In what is probably an epic understatement of major proportions, there is much to say about the events of the past week in Israel. In fairness to my congregants, many of whom read this column but also are waiting to hear what I might have to say on the subject tomorrow morning during Shabbat services, I shall wait until next week to put into written, published words my own take on the flotilla incident. As it is, events are unfolding at a rapid pace, and diplomatic efforts are underway to try and find some kind of resolution to what has evolved into a major public relations disaster for the State of Israel.
What I would say now, without any reservation or hyperbole, is that this has been one of the worst weeks for Israel in my memory- not so much because of what occurred, but even more because of the implications of what occurred for the future of Israel and its relations with the rest of the world.
That is, I would hasten to say, terribly unfair to Israel. Much of the Israel-bashing that is going on is rooted in horrific hypocrisy, including from those whom Israel considers “friends.” But as Israelis themselves are fond of saying, “zeh mah yesh.” It is what it is, and there is no sugar-coating it. And Israel did, in some ways, contribute to the current difficulties.
In his seminal work on the Prague Spring of 1968, Milan Kundera wrote of the “unbearable lightness of being.” The title was actually a philosophical polemic against the thought of Frederick Nietzche, who believed that all events in the universe had already occurred, are recurring, and would continue to occur again and again (and hence the heaviness of being that that imposed on human beings). Kundera was suggesting that we live only once, and what we do in this life, for better or for worse, will not become the destiny of others- hence its lightness.
Once upon a time, Israel- for all of its troubles and all of its external threats- was a place where the “lightness of being” was a miraculous and tangible feeling. Its people sang their way through wars even as their men were dying, there was universal pride in the accomplishments of the IDF, and a general sense that the country was moving in a positive, forward direction. There was a time when Israel could do no wrong.
We have, sadly, entered a time when Israel can do no right.
Aside from the details of this past week’s events, the larger picture would seem to indicate that the Palestinian rejectionist camp has finally gotten smart.
Blowing up buses and slaughtering innocents was getting them nowhere, so they’ve figured out that by playing the “humanitarian card,” they can place Israel in a far more compromising situation vis-à-vis world opinion, and really put the pressure on. And Israel, in its seemingly endless capacity to tarnish its own image, has played right into their hands.
The larger game has changed as have its rules, and the players are changing as well. The big question is, how does Israel change without compromising its security, and its legitimate right to self-defense? What was once a beautiful and inspiring lightness of being in Israel is morphing before our eyes into a heaviness of being, and an awful sense- like the feeling Nietzche spoke of – that the same events will just keep recurring over and over again. Endless war, endless condemnations, endless fighting… Israelis are scared about the future, and who can blame them?

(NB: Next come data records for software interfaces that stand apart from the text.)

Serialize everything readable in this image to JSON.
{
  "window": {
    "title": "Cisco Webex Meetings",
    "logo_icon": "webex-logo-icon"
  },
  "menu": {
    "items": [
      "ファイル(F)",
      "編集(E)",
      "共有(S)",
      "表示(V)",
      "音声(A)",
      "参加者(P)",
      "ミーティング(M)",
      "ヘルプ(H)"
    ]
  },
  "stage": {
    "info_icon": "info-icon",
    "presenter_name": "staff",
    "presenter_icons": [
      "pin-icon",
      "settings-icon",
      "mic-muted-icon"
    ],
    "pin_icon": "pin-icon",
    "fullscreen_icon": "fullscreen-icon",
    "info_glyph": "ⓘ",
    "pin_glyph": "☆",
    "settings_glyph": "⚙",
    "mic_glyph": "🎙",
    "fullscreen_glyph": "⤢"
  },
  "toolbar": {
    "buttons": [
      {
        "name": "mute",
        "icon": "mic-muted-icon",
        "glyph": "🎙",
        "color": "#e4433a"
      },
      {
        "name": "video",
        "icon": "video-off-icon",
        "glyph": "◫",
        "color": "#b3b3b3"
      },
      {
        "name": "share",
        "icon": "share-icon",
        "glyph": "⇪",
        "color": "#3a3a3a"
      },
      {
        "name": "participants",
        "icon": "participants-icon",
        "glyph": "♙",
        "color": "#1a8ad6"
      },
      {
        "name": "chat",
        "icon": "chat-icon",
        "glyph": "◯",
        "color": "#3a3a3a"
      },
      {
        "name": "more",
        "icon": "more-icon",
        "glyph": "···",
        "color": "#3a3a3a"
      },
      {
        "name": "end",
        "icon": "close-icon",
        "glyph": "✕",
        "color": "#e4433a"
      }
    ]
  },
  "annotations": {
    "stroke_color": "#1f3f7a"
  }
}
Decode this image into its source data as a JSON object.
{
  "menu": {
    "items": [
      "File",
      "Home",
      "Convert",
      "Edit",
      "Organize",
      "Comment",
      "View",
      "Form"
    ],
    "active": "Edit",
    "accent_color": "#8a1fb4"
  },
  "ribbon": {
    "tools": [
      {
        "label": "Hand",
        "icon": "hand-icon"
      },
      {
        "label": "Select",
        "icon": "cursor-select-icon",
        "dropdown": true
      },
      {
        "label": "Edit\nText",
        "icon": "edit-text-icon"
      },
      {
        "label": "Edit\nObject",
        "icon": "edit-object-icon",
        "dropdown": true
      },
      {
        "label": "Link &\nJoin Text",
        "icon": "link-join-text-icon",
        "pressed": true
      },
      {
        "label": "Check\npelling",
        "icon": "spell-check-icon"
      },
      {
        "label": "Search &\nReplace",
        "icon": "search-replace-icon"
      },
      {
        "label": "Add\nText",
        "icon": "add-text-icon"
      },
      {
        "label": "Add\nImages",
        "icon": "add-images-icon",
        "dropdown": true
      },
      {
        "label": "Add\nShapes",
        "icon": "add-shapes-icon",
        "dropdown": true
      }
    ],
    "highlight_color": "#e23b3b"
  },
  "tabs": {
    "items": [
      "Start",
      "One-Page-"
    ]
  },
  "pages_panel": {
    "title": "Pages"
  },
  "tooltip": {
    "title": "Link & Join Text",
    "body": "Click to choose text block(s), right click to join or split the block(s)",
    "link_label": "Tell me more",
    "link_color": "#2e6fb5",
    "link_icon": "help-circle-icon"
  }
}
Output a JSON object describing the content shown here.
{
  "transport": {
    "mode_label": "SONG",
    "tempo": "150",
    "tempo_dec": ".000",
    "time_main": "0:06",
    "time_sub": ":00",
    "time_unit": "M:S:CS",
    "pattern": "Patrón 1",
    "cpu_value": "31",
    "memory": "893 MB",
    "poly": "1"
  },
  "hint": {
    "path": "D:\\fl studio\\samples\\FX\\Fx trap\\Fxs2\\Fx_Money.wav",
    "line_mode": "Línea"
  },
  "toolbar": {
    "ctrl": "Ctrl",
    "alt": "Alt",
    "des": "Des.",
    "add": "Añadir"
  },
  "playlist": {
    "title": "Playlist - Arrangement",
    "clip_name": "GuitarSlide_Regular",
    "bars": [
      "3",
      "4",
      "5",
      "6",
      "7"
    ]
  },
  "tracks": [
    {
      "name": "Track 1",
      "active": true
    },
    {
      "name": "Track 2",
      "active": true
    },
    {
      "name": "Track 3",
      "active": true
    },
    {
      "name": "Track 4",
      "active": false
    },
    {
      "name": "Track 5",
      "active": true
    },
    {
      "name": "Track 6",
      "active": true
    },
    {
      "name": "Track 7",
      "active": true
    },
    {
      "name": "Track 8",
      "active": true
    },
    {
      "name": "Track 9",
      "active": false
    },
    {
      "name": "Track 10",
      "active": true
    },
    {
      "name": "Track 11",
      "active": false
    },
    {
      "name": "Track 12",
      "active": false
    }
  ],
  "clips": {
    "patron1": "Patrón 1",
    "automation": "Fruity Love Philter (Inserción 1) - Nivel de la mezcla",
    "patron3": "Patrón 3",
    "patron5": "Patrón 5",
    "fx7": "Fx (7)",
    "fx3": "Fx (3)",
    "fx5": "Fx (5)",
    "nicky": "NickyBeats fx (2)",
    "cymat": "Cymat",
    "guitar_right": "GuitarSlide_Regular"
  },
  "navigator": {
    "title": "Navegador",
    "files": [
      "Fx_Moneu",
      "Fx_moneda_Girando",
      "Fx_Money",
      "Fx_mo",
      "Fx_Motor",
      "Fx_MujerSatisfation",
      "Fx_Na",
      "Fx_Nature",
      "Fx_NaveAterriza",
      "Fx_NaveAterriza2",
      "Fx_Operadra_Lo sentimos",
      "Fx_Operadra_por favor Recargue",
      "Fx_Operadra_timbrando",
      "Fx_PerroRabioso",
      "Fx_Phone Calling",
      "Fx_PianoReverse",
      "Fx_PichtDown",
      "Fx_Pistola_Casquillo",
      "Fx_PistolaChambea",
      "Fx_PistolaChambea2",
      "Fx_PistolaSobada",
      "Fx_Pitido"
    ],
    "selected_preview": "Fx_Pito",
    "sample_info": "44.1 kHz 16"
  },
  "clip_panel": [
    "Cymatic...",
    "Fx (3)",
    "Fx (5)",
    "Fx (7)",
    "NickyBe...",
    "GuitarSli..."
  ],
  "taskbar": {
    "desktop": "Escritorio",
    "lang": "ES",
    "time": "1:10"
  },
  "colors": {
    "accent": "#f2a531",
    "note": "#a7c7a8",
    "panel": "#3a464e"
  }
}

It is a time for a different vision in Israel, one that will once again give Israelis and Jews around the world hope that there is a possibility of a better future. Most of the world may indeed be against Israel, and it is extraordinarily unfair. But again- zeh mah yesh. It is what it is. It’s time for someone there to show real leadership.
Rabbi Gerald C. Skolnik is spiritual leader of The Forest Hills Jewish Center, a Conservative congregation
Signup for our weekly email newsletter here.